What to do: Every entry is to be written out word for word.

----- Recorded data

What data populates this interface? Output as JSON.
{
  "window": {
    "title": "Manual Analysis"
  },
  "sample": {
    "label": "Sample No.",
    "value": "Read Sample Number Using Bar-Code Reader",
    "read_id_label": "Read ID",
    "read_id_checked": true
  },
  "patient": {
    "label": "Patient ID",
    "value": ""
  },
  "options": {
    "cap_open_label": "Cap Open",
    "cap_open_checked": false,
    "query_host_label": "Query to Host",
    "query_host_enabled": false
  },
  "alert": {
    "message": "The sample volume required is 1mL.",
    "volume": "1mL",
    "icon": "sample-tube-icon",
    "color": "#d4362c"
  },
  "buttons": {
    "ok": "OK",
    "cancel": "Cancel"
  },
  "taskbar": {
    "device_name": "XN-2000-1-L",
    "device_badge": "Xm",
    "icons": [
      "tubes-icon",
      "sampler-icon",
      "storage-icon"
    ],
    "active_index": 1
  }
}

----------

Solution for this exercise:
What data populates this interface? Output as JSON.
{
  "window": {
    "title": "Manual Analysis"
  },
  "sample": {
    "label": "Sample No.",
    "value": "Read Sample Number Using Bar-Code Reader",
    "read_id_label": "Read ID",
    "read_id_checked": true
  },
  "patient": {
    "label": "Patient ID",
    "value": ""
  },
  "options": {
    "cap_open_label": "Cap Open",
    "cap_open_checked": false,
    "query_host_label": "Query to Host",
    "query_host_enabled": false
  },
  "alert": {
    "message": "The sample volume required is 1mL.",
    "volume": "1mL",
    "icon": "sample-tube-icon",
    "color": "#d4362c"
  },
  "buttons": {
    "ok": "OK",
    "cancel": "Cancel"
  },
  "taskbar": {
    "device_name": "XN-2000-1-L",
    "device_badge": "Xm",
    "icons": [
      "tubes-icon",
      "sampler-icon",
      "storage-icon"
    ],
    "active_index": 1
  }
}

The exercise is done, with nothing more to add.